Anyone who’s ever played fly-half will tell you it’s really difficult to play behind a forward pack that isn’t moving the ball forward. Usually, the back-row takes on the bulk on this responsibility, with support from the midfield.
In Bledisloe 2 the Wallabies back-row combined for just 45 carry metres, with the midfield chipping in for 75 (Petaia added 38 of his own when he subbed on). When you look at those stats vs the All Blacks above, it’s no wonder the All Blacks were able to open up the Wallabies. They got significantly more go forward from their pack which put the Wallabies on the back foot.
The Wallabies backline did their job, they took the ball forward when they could. Accounting for just over 60% of the Wallabies ball carry metres. But they’re going to need the support of their back-row. Perhaps this will be Isi Naisarani’s job heading into Bledisloe 3?
When the Wallabies pack did carry with purpose and move the ball up the field good things happened, like the Wallabies lone try of the game.
— Wallabies (@wallabies) October 20, 2020
I don’t think Rennie has found the right combination in the 6 and 8 jumpers yet. In Bledisloe 1 we saw Wilson and Samu take the ball forward but the breakdown was a bit sloppy. In Bledisloe 2, Hanigan and Wilson weren’t as effective with the ball in hand, but the breakdown was still a problem.
Speaking of which…
The Breakdown and Turnovers
The Wallabies turned the ball over 23 times during Bledisloe 2. Not an alarming number when you consider the All Blacks turned the ball over 21 times. What is alarming, however, is how the Wallabies turned the ball over. 13 turnovers came via the breakdown or a loose carry. The All Blacks had just 6 forced turnovers.
As mentioned above, the Wallabies haven’t yet found their back-row combination. To compete with the All Blacks you need to have a good mix of ball carriers, turnover hunters and ruck hitters. The Wallabies haven’t quite found that balance yet.
Samu and Wilson are primarily ball carriers and ideally, you don’t want them expending a tonne of energy hitting rucks. When I saw the team announcement, I understood what Rennie was trying to achieve. Hannigan, in theory, should have provided the Wallabies with another big body to throw at the All Blacks at the breakdown. But it can’t just be up to one player. Take this example.
Hunter Paisami does a great job here, he takes the ball forward and commits three defenders to the ruck. His inside support players, however, are a step too late and far too passive into the contact zone. Granted, the All Black tacklers Lienert-Brown and Mo’unga do an excellent job of blocking the shortest line to the breakdown. But even if the All Blacks are there Salakaia-Loto and Philip still need to take that line. I can promise you if Lienert-Brown or Mo’Unga gets stepped on or hit in that channel here they won’t do it again.
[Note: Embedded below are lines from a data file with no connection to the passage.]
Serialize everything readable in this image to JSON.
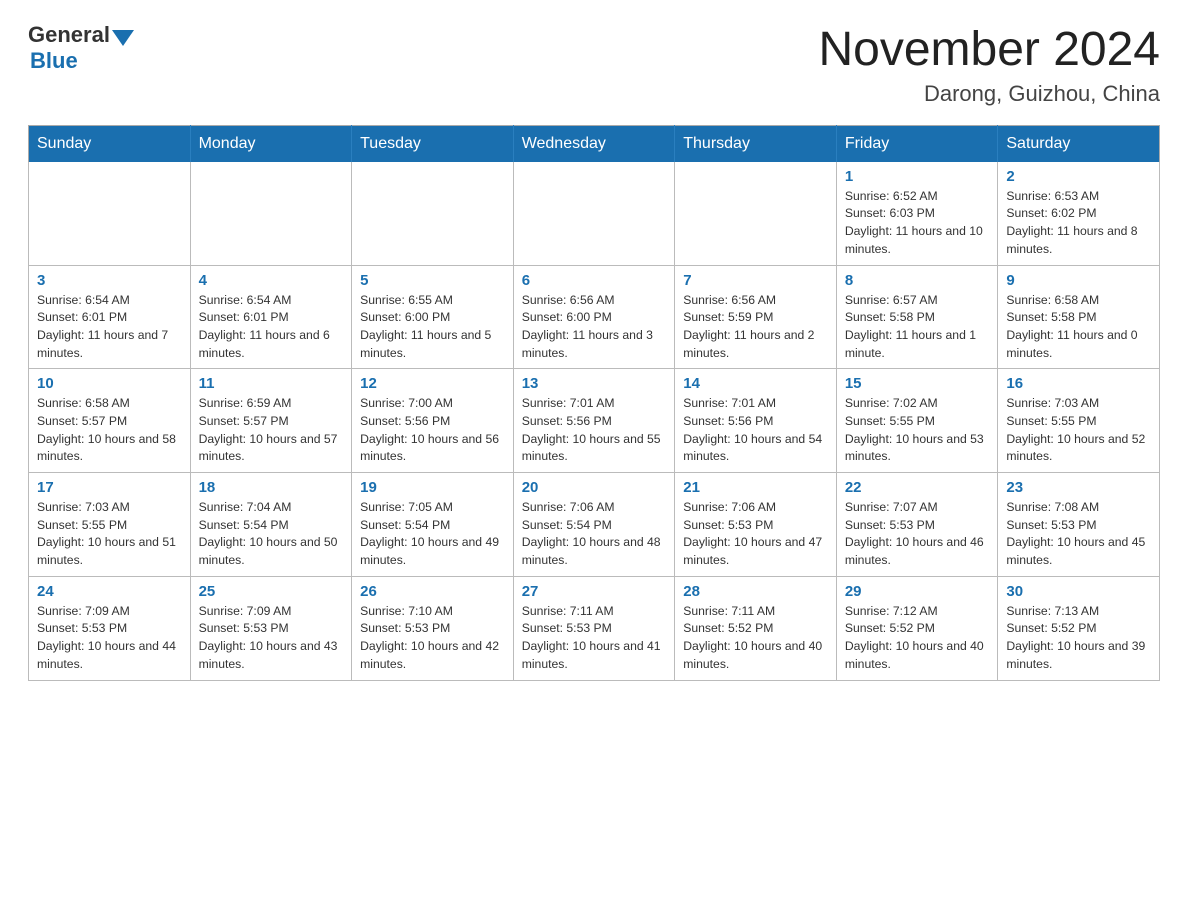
{
  "header": {
    "logo_general": "General",
    "logo_blue": "Blue",
    "month_title": "November 2024",
    "location": "Darong, Guizhou, China"
  },
  "weekdays": [
    "Sunday",
    "Monday",
    "Tuesday",
    "Wednesday",
    "Thursday",
    "Friday",
    "Saturday"
  ],
  "weeks": [
    [
      {
        "day": "",
        "info": ""
      },
      {
        "day": "",
        "info": ""
      },
      {
        "day": "",
        "info": ""
      },
      {
        "day": "",
        "info": ""
      },
      {
        "day": "",
        "info": ""
      },
      {
        "day": "1",
        "info": "Sunrise: 6:52 AM\nSunset: 6:03 PM\nDaylight: 11 hours and 10 minutes."
      },
      {
        "day": "2",
        "info": "Sunrise: 6:53 AM\nSunset: 6:02 PM\nDaylight: 11 hours and 8 minutes."
      }
    ],
    [
      {
        "day": "3",
        "info": "Sunrise: 6:54 AM\nSunset: 6:01 PM\nDaylight: 11 hours and 7 minutes."
      },
      {
        "day": "4",
        "info": "Sunrise: 6:54 AM\nSunset: 6:01 PM\nDaylight: 11 hours and 6 minutes."
      },
      {
        "day": "5",
        "info": "Sunrise: 6:55 AM\nSunset: 6:00 PM\nDaylight: 11 hours and 5 minutes."
      },
      {
        "day": "6",
        "info": "Sunrise: 6:56 AM\nSunset: 6:00 PM\nDaylight: 11 hours and 3 minutes."
      },
      {
        "day": "7",
        "info": "Sunrise: 6:56 AM\nSunset: 5:59 PM\nDaylight: 11 hours and 2 minutes."
      },
      {
        "day": "8",
        "info": "Sunrise: 6:57 AM\nSunset: 5:58 PM\nDaylight: 11 hours and 1 minute."
      },
      {
        "day": "9",
        "info": "Sunrise: 6:58 AM\nSunset: 5:58 PM\nDaylight: 11 hours and 0 minutes."
      }
    ],
    [
      {
        "day": "10",
        "info": "Sunrise: 6:58 AM\nSunset: 5:57 PM\nDaylight: 10 hours and 58 minutes."
      },
      {
        "day": "11",
        "info": "Sunrise: 6:59 AM\nSunset: 5:57 PM\nDaylight: 10 hours and 57 minutes."
      },
      {
        "day": "12",
        "info": "Sunrise: 7:00 AM\nSunset: 5:56 PM\nDaylight: 10 hours and 56 minutes."
      },
      {
        "day": "13",
        "info": "Sunrise: 7:01 AM\nSunset: 5:56 PM\nDaylight: 10 hours and 55 minutes."
      },
      {
        "day": "14",
        "info": "Sunrise: 7:01 AM\nSunset: 5:56 PM\nDaylight: 10 hours and 54 minutes."
      },
      {
        "day": "15",
        "info": "Sunrise: 7:02 AM\nSunset: 5:55 PM\nDaylight: 10 hours and 53 minutes."
      },
      {
        "day": "16",
        "info": "Sunrise: 7:03 AM\nSunset: 5:55 PM\nDaylight: 10 hours and 52 minutes."
      }
    ],
    [
      {
        "day": "17",
        "info": "Sunrise: 7:03 AM\nSunset: 5:55 PM\nDaylight: 10 hours and 51 minutes."
      },
      {
        "day": "18",
        "info": "Sunrise: 7:04 AM\nSunset: 5:54 PM\nDaylight: 10 hours and 50 minutes."
      },
      {
        "day": "19",
        "info": "Sunrise: 7:05 AM\nSunset: 5:54 PM\nDaylight: 10 hours and 49 minutes."
      },
      {
        "day": "20",
        "info": "Sunrise: 7:06 AM\nSunset: 5:54 PM\nDaylight: 10 hours and 48 minutes."
      },
      {
        "day": "21",
        "info": "Sunrise: 7:06 AM\nSunset: 5:53 PM\nDaylight: 10 hours and 47 minutes."
      },
      {
        "day": "22",
        "info": "Sunrise: 7:07 AM\nSunset: 5:53 PM\nDaylight: 10 hours and 46 minutes."
      },
      {
        "day": "23",
        "info": "Sunrise: 7:08 AM\nSunset: 5:53 PM\nDaylight: 10 hours and 45 minutes."
      }
    ],
    [
      {
        "day": "24",
        "info": "Sunrise: 7:09 AM\nSunset: 5:53 PM\nDaylight: 10 hours and 44 minutes."
      },
      {
        "day": "25",
        "info": "Sunrise: 7:09 AM\nSunset: 5:53 PM\nDaylight: 10 hours and 43 minutes."
      },
      {
        "day": "26",
        "info": "Sunrise: 7:10 AM\nSunset: 5:53 PM\nDaylight: 10 hours and 42 minutes."
      },
      {
        "day": "27",
        "info": "Sunrise: 7:11 AM\nSunset: 5:53 PM\nDaylight: 10 hours and 41 minutes."
      },
      {
        "day": "28",
        "info": "Sunrise: 7:11 AM\nSunset: 5:52 PM\nDaylight: 10 hours and 40 minutes."
      },
      {
        "day": "29",
        "info": "Sunrise: 7:12 AM\nSunset: 5:52 PM\nDaylight: 10 hours and 40 minutes."
      },
      {
        "day": "30",
        "info": "Sunrise: 7:13 AM\nSunset: 5:52 PM\nDaylight: 10 hours and 39 minutes."
      }
    ]
  ]
}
If Salakaia-Loto and Philip take the short line, Frizell doesn’t have a shot at the ball and the Wallabies win the ruck. Because they took the long route they were half a step too late and hit the ruck with no momentum, allowing Frizell to survive the cleanout.
Here’s an example where Slipper takes out the tackler in the channel but fails to complete the cleanout.
To’omua does an admirable job here getting the ball to the advantage line after being hit by Tuipulotu. Again the All Blacks tacklers remain in the Wallabies support players channel. Slipper initially does a really get job shifting Tuipulotu, but then rather than focusing his attention to Frizell who’s hunting the ball he has a second crack at Tuipolutu. This leaves Philip a step behind and just arrives too late, he makes good contact but Frizell rips the ball free with that half-second head start on Philip.
These are just two of several examples of the Wallabies missing those 1 percenters. And, unfortunately, those 1 percenters are what win you games against the All Blacks
Yeah, this weeks column has been a little bit doom and gloom. But I’d like to remind you of the point a made right at the start. We’re into our 3rd Bledisloe game (of 4) and we’ve left New Zealand having with a draw and a loss. We now get two cracks on home soil to get wins and bring the Cup back to Australia.
The most pleasing thing? None of what’s been outlined above is un-fixable, a few tweaks and we could get a win in Bledisloe 3. Then, anything could happen during game 4.